## Exercise prompt
Let your answer be the line containing "Give me the" and every line below it to the end of the records, copied exactly.

════════════════════

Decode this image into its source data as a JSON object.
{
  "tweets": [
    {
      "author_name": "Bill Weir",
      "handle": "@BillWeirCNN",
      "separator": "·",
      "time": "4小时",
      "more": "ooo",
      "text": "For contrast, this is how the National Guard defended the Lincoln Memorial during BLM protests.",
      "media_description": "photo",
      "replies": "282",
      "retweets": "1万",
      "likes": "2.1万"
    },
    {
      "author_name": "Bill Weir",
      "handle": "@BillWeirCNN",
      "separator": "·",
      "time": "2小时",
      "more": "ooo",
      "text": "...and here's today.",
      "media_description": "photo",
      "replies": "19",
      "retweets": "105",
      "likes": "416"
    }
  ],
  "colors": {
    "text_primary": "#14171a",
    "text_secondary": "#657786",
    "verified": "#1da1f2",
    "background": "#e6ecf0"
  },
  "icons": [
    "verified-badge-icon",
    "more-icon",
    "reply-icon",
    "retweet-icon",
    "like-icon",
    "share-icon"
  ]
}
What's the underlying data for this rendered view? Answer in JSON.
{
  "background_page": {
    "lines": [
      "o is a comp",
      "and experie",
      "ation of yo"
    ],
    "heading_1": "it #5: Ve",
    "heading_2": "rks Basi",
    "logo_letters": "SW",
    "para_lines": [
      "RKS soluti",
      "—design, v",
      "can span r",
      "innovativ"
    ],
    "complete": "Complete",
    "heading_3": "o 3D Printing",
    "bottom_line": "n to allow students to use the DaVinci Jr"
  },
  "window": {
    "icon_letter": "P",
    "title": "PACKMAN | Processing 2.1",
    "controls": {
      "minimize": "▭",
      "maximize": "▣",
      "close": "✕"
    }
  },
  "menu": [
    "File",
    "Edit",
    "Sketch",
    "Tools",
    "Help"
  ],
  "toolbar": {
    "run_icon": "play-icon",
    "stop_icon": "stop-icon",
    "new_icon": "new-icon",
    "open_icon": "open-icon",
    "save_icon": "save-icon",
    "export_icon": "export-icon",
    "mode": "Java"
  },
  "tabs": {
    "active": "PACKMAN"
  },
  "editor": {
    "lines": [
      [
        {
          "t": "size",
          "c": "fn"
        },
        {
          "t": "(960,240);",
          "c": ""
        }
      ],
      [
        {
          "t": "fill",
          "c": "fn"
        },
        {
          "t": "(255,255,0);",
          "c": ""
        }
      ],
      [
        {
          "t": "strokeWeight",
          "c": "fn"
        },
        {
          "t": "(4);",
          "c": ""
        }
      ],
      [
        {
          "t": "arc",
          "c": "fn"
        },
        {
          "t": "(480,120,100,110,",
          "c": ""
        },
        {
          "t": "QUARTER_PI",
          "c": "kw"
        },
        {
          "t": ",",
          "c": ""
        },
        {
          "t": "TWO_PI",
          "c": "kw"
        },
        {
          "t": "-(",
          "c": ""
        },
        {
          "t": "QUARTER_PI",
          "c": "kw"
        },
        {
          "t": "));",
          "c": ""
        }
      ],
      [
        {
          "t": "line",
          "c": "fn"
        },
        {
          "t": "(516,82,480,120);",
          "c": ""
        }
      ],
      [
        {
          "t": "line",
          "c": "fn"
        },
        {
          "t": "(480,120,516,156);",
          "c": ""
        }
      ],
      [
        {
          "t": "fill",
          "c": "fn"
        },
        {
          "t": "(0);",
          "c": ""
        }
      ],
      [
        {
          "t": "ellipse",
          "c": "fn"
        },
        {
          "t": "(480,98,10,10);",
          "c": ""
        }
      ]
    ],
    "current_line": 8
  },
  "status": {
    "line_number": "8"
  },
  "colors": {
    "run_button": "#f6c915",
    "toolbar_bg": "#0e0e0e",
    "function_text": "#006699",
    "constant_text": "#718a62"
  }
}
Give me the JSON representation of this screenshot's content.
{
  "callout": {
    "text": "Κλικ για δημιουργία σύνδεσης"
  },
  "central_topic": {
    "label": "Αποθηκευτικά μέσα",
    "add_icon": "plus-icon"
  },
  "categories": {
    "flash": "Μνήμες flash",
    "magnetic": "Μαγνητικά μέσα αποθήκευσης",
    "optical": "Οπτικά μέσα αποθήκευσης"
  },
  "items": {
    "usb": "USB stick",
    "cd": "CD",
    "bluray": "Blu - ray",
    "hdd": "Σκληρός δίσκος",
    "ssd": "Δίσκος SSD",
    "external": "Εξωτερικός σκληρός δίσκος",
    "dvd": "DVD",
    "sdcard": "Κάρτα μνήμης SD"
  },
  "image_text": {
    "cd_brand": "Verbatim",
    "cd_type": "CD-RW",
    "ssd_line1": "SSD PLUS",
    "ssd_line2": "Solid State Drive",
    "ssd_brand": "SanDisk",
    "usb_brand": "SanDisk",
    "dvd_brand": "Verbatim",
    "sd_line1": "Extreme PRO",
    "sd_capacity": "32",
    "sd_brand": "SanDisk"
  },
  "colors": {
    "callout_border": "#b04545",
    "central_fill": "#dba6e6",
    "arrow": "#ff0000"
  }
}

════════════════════

## Response to this task
Give me the JSON representation of this screenshot's content.
{
  "callout": {
    "text": "Κλικ για δημιουργία σύνδεσης"
  },
  "central_topic": {
    "label": "Αποθηκευτικά μέσα",
    "add_icon": "plus-icon"
  },
  "categories": {
    "flash": "Μνήμες flash",
    "magnetic": "Μαγνητικά μέσα αποθήκευσης",
    "optical": "Οπτικά μέσα αποθήκευσης"
  },
  "items": {
    "usb": "USB stick",
    "cd": "CD",
    "bluray": "Blu - ray",
    "hdd": "Σκληρός δίσκος",
    "ssd": "Δίσκος SSD",
    "external": "Εξωτερικός σκληρός δίσκος",
    "dvd": "DVD",
    "sdcard": "Κάρτα μνήμης SD"
  },
  "image_text": {
    "cd_brand": "Verbatim",
    "cd_type": "CD-RW",
    "ssd_line1": "SSD PLUS",
    "ssd_line2": "Solid State Drive",
    "ssd_brand": "SanDisk",
    "usb_brand": "SanDisk",
    "dvd_brand": "Verbatim",
    "sd_line1": "Extreme PRO",
    "sd_capacity": "32",
    "sd_brand": "SanDisk"
  },
  "colors": {
    "callout_border": "#b04545",
    "central_fill": "#dba6e6",
    "arrow": "#ff0000"
  }
}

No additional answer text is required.